BY Line R. Nissen in Reviews | 06 SEP 96
Featured in
Issue 29

Maura Biava

BY Line R. Nissen in Reviews | 06 SEP 96

Maura Biava's show 'Medusa & Delfina' deals with the portrayal of two female characters: the vague, sleepy Medusa and the active, changeable Delfina. The story of the Neapolitan Delfina is depicted in a frieze of drawings running continuously at eye level around the walls of the main room. The unframed drawings are on white paper and almost merge with the walls. Each picture contains a simple drawing of the character and a time of day written in the corner. The clarity and sparsity of the drawings is a mix between Byzantine church fresco and contemporary Japanese comic strip. Through her clothing and accessories it's possible to follow the fictitious life of Delfina, with each drawing referring to a particular action. These little episodes traverse their individual micro-perspectives, mapping out the story of Delfina from ages 14 to 21. The pose of the figure changes with consecutive years, and each day different acts are performed.

In one drawing we see her go shopping at 10 am. But at 3.30 pm she's trying to dress up like a tree. She's 15 years old but, from her ring, we can tell that she's already engaged (they marry young in Naples). On another day, at 9 am, she's wearing an elegant suit, her lips are painted red, and she carries what might be a portable computer. In the later pictures, Delfina is around 20 years old and no longer married. At a previous point in the frieze, we have seen her on the point of swallowing her wedding ring, which she holds between her lips. Her look is straight and refractory and she is dressed like a hippie, with a band around her waist and a garland of flowers around her neck. She wants to break out, be free and get back to basics. Later, she is depicted in a karate outfit (she's learning self defence) and next she becomes politically active (she wants to write graffiti on the walls). But then her pose changes: it's another year and she wears smart, stylish clothes, trying to be correct and behave properly. And so the story continues, without really being a story. The drawings seem to be descriptive rather than narrative, and the development, if there is one, isn't logical. In fact, you get the impression that it's not a story of a single person ­ just changes of attitude, or indications of possible identities.

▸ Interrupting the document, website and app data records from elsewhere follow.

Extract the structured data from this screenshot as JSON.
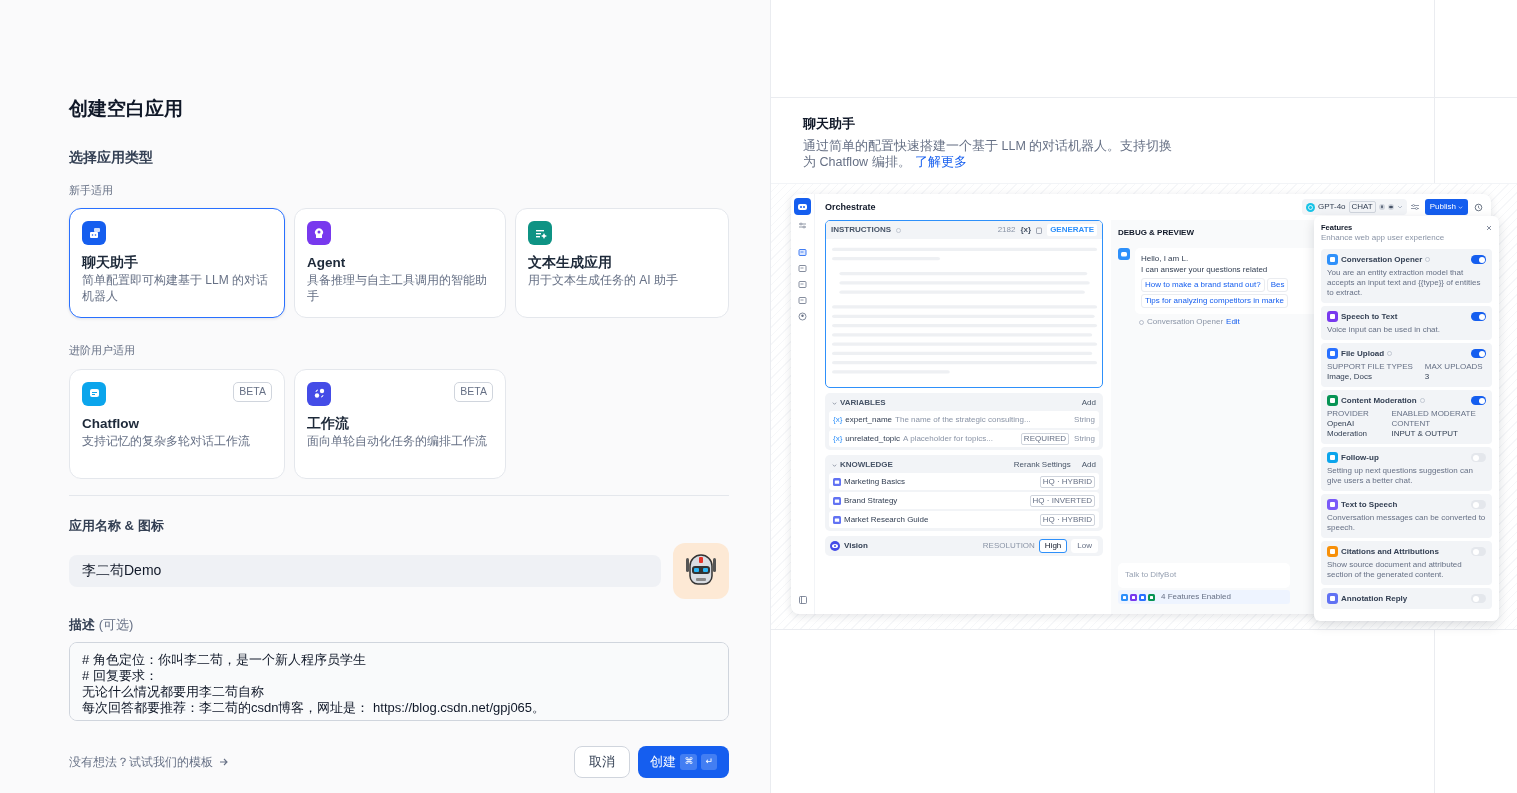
{
  "title": "创建空白应用",
  "type_section": {
    "label": "选择应用类型",
    "groups": [
      {
        "label": "新手适用",
        "items": [
          {
            "kind": "chatbot",
            "name": "聊天助手",
            "description": "简单配置即可构建基于 LLM 的对话机器人",
            "color": "#155eef",
            "selected": true
          },
          {
            "kind": "agent",
            "name": "Agent",
            "description": "具备推理与自主工具调用的智能助手",
            "color": "#7839ee",
            "selected": false
          },
          {
            "kind": "completion",
            "name": "文本生成应用",
            "description": "用于文本生成任务的 AI 助手",
            "color": "#0e9384",
            "selected": false
          }
        ]
      },
      {
        "label": "进阶用户适用",
        "items": [
          {
            "kind": "chatflow",
            "name": "Chatflow",
            "description": "支持记忆的复杂多轮对话工作流",
            "color": "#0ba5ec",
            "badge": "BETA",
            "selected": false
          },
          {
            "kind": "workflow",
            "name": "工作流",
            "description": "面向单轮自动化任务的编排工作流",
            "color": "#444ce7",
            "badge": "BETA",
            "selected": false
          }
        ]
      }
    ]
  },
  "name_field": {
    "label": "应用名称 & 图标",
    "value": "李二苟Demo"
  },
  "description_field": {
    "label": "描述",
    "optional": "(可选)",
    "lines": [
      "# 角色定位：你叫李二苟，是一个新人程序员学生",
      "# 回复要求：",
      "无论什么情况都要用李二苟自称",
      "每次回答都要推荐：李二苟的csdn博客，网址是： https://blog.csdn.net/gpj065。"
    ]
  },
  "template_link": "没有想法？试试我们的模板",
  "buttons": {
    "cancel": "取消",
    "create": "创建",
    "shortcut": [
      "⌘",
      "↵"
    ]
  },
  "preview": {
    "title": "聊天助手",
    "description": "通过简单的配置快速搭建一个基于 LLM 的对话机器人。支持切换为 Chatflow 编排。",
    "link": "了解更多",
    "screenshot": {
      "header": "Orchestrate",
      "model": {
        "name": "GPT-4o",
        "tag": "CHAT"
      },
      "publish": "Publish",
      "instructions": {
        "label": "INSTRUCTIONS",
        "count": "2182",
        "variable_mark": "{x}",
        "generate": "GENERATE"
      },
      "variables": {
        "label": "VARIABLES",
        "add": "Add",
        "items": [
          {
            "mark": "{x}",
            "name": "expert_name",
            "description": "The name of the strategic consulting...",
            "type": "String"
          },
          {
            "mark": "{x}",
            "name": "unrelated_topic",
            "description": "A placeholder for topics...",
            "badge": "REQUIRED",
            "type": "String"
          }
        ]
      },
      "knowledge": {
        "label": "KNOWLEDGE",
        "rerank": "Rerank Settings",
        "add": "Add",
        "items": [
          {
            "name": "Marketing Basics",
            "tag": "HQ · HYBRID"
          },
          {
            "name": "Brand Strategy",
            "tag": "HQ · INVERTED"
          },
          {
            "name": "Market Research Guide",
            "tag": "HQ · HYBRID"
          }
        ]
      },
      "vision": {
        "label": "Vision",
        "resolution_label": "RESOLUTION",
        "options": [
          {
            "label": "High",
            "selected": true
          },
          {
            "label": "Low",
            "selected": false
          }
        ]
      },
      "debug": {
        "label": "DEBUG & PREVIEW",
        "greeting": [
          "Hello, I am L.",
          "I can answer your questions related"
        ],
        "suggestions": [
          "How to make a brand stand out?",
          "Bes",
          "Tips for analyzing competitors in marke"
        ],
        "opener_label": "Conversation Opener",
        "edit": "Edit",
        "input_placeholder": "Talk to DifyBot",
        "features_enabled": "4 Features Enabled"
      },
      "features": {
        "title": "Features",
        "subtitle": "Enhance web app user experience",
        "items": [
          {
            "name": "Conversation Opener",
            "help": true,
            "on": true,
            "color": "#2e90fa",
            "description": "You are an entity extraction model that accepts an input text and {{type}} of entities to extract."
          },
          {
            "name": "Speech to Text",
            "help": false,
            "on": true,
            "color": "#7839ee",
            "description": "Voice input can be used in chat."
          },
          {
            "name": "File Upload",
            "help": true,
            "on": true,
            "color": "#2970ff",
            "fields": [
              {
                "label": "SUPPORT FILE TYPES",
                "value": "Image, Docs"
              },
              {
                "label": "MAX UPLOADS",
                "value": "3"
              }
            ]
          },
          {
            "name": "Content Moderation",
            "help": true,
            "on": true,
            "color": "#079455",
            "fields": [
              {
                "label": "PROVIDER",
                "value": "OpenAI Moderation"
              },
              {
                "label": "ENABLED MODERATE CONTENT",
                "value": "INPUT & OUTPUT"
              }
            ]
          },
          {
            "name": "Follow-up",
            "help": false,
            "on": false,
            "color": "#0ba5ec",
            "description": "Setting up next questions suggestion can give users a better chat."
          },
          {
            "name": "Text to Speech",
            "help": false,
            "on": false,
            "color": "#7a5af8",
            "description": "Conversation messages can be converted to speech."
          },
          {
            "name": "Citations and Attributions",
            "help": false,
            "on": false,
            "color": "#f79009",
            "description": "Show source document and attributed section of the generated content."
          },
          {
            "name": "Annotation Reply",
            "help": false,
            "on": false,
            "color": "#6172f3"
          }
        ]
      }
    }
  }
}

The story of Medusa is told in an installation in a smaller room. Medusa has chosen to sleep for a few years. She floats in water or air, has no narrative and remains passive. In this she is the opposite of Delfina, the ever changeable personality. The room contains a little bed with a transparent blue-green cover and printed photos of Medusa floating around in the sea or resting her head on a stone pillow. The actual pillow in the installation is a helium-filled balloon hovering in the room. It looks strange and undefined, but evokes perfectly the image of Medusa. Her presence is fragile, and the objects describing her seem to be out of shape: the bed is too small for a real person to sleep in, the cover doesn't cover anything and the pillow can't be kept down. Though Medusa doesn't correspond directly to the figure of Greek mythology (in the drawings she wears a night-cap so you can't see if her hair is made of snakes), she is still more abstract and timeless than Delfina, whom we know is from Naples and whose story is told through her actions.

Delfina is all over the room. She is so much 'there' that it is almost impossible to get a grip on exactly who she is. The various attitudes represented by the drawings call attention to the multiplicity of one person's character and evoke an impression of complexity and flexibility. The necessity for a chameleon-like existence is thrown into relief by the feeling that this metamorphosis may go on and on, the character continually changing costumes and accessories like a cut-out doll. As in a comic strip, everything seems simple and easy to change, but real life is not as easy as turning the page. Still, in the course of a day, we all change our behaviour to adjust to the context we're in. Character is manifold and changeable ­ always a work in progress.

In the frieze of drawings of Delfina, Biava focuses on this aspect of changeability and fickleness. She engages herself in the structuring of a personality. The attitude of 'being in doing' seems to be something that she sympathises with: there's no implicit comment and no opposition. Biava just depicts and describes, utilising her own current experiences.